Another great book recomemndation from Andrew:
If you’ve ever had the feeling that your life isn’t your own, that the life you’re living is just a little bit off-kilter, than you’ll find a lot to identify with in Gavin Extence’s second novel, The Mirror World of Melody Black.
Creatively-titled since the titular character isn’t the main character in the book and only occupies the middle to late section of the book, the book deals with the highs and lows of being bipolar, and the way in which the condition can leave you feeling as if your life is the mirror version of the one you though you were leading or would like to lead.
The central protagonist Abby is a freelance journalist, a child of divorce and a survivor of mental illness which first affected her back in her mid-teens who has many of the usual concerns any of us do.
She’s trying to pay the bills, isn’t quite satisfied with the state of her career or her relationships with her dad or sister Francesca but is content and happy-ish with her boyfriend of three years Beck, and accepts that life has its ups and downs.
“Odd as it may sound, I hadn’t known Melody’s surname up to this point. Mrs Chang aside, I don’t think there was another service user who surname I did know. We only ever used first names, as did the staff when they addressed us. So this was the first time I knew Melody as ‘Melody Black’, and straight away it was a name I loved. It was so gloomy and lyrical it could have been a line from a Sylvia Plath poem.” (P. 210)
All so good so far; what throws her world off axis one night is the discovery of her neighbour Simon’s body in his flat across the hallway; she barely knew him so initially accepts that his death might not necessarily leave a blubbering,m emotionally-thrown mess.
What she isn’t prepared for is the lack of anything that follows the discovery of his body; in fact so preternaturally calm is she that she has the presence of mind to grab the can of tomatoes she came over to borrow and goes back to cook dinner, barely troubled by the sort of event that leave anyone else, well most anyone else, a nerve-jangled, get-me-wine basket case.
There follows the slow unravelling of her life as insomnia, mania and then depression takes her from emotional hither to yon, leaving all kinds of chaos, big credit card bills and a thousand unanswered questions in her wake.
Abby wonders, more than once, what might have happened if she hadn’t found Simon’s corpse, if she hadn’t gone manic and then crashed, if she hadn’t found herself in the mental health ward of St Charles Hospital in London and if she hadn’t met Melody Black.
It’s all very Sliding Doors-ish, a what-if that is far more than an academic exercise as it explores what happens to the life of someone already teetering on the edge of sanity when a traumatic event occurs and sends them down a path they have little to no ability, without a lot of help which Abby thankfully receives, to come back from.

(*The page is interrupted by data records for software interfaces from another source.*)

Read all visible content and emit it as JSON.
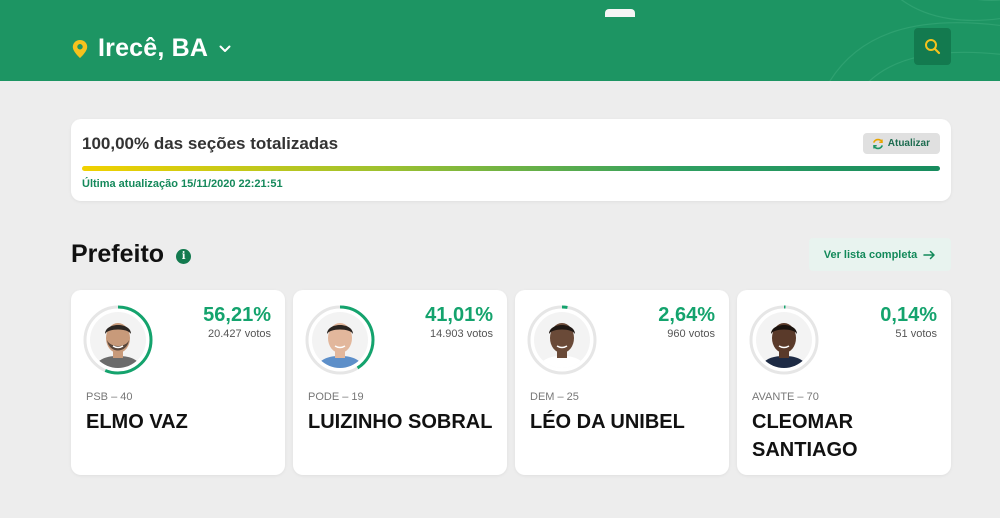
{
  "header": {
    "location": "Irecê, BA"
  },
  "status": {
    "title": "100,00% das seções totalizadas",
    "progress": 1.0,
    "refresh_label": "Atualizar",
    "last_update": "Última atualização 15/11/2020 22:21:51"
  },
  "section": {
    "title": "Prefeito",
    "see_all_label": "Ver lista completa"
  },
  "candidates": [
    {
      "pct_text": "56,21%",
      "pct": 56.21,
      "votes": "20.427 votos",
      "party": "PSB – 40",
      "name": "ELMO VAZ"
    },
    {
      "pct_text": "41,01%",
      "pct": 41.01,
      "votes": "14.903 votos",
      "party": "PODE – 19",
      "name": "LUIZINHO SOBRAL"
    },
    {
      "pct_text": "2,64%",
      "pct": 2.64,
      "votes": "960 votos",
      "party": "DEM – 25",
      "name": "LÉO DA UNIBEL"
    },
    {
      "pct_text": "0,14%",
      "pct": 0.14,
      "votes": "51 votos",
      "party": "AVANTE – 70",
      "name": "CLEOMAR SANTIAGO"
    }
  ],
  "colors": {
    "brand_green": "#1d9563",
    "accent_green": "#14a36d",
    "pin_yellow": "#f6c21d"
  }
}
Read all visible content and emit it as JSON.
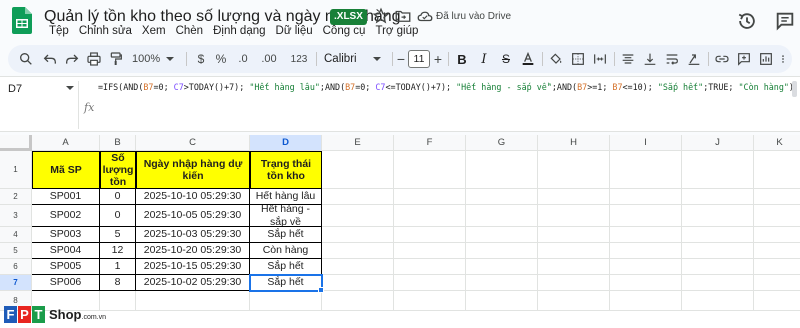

The importance of The Mirror World of Melody Black, which draws its title from the idea that mental illness is the obverse of your normal life or the real you, that you have somehow been sucked into a parallel world where you are not quite yourself, is that it bravely documents what it’s like when bipolarity or any other sort of mental illness takes your life off course.
Having some experience with this condition, which he documents in a confessional epilogue, Extence brings real insight and understanding, and more than a little wit and bravura, to the character of Abby who knows her life is not where she wants it to be but can’t quite get it where she wants it.
As her relationship with Beck hangs in the balance, and her career sits in limbo, Abby has to work out what it is she wants exactly, whether the compromises needed to keep her life on the proverbial straight and narrow are worth it, and if she cares about getting better and jumping from the mirror world of her mental illness back to her life as it is normally lived.
“We all have doubles. Everyone here has a double who’s taken over their life back in the original world. And we’ve realised what’s going on – at least on some level. That’s why we’re here. Whereas the doubles have no idea. They think they’re the originals, so they just go on with our lives as if nothing’s happened. You know: go to work, do the shopping, pay the bills. Jocelyn calls them the mirror people. They’re identical to us in almost every way.” (P. 196)
For all its themes of loss, upheaval and the darkness of feeling like you’re losing yourself to mental illness, The Mirror World of Melody Black is a bright, involving read, helped along by Extence imbuing Abby with a healthy amount of witty attitude and the willingness to call a spade a spade.
She’s a gloriously flawed character who, like all of us, knows what she should do to get the life she wants but can’t quite get there despite her best efforts and those of family, friends and mental health professionals.
The mix of light and dark, sardonic wit and fearful uncertainty works well for the book which takes a serious topic, gives it due deference and insight while never losing sight of Abby’s inherent humanity.
It is an illuminating, rewarding read for anyone seeking to gain even a little perspective on the way mental illness can affect a person, reminding us at every turn that those who deal with conditions like bipolar and schizophrenia are people like everyone else who simply want to reclaim their life from the mirror universe and get some sense of themselves back again.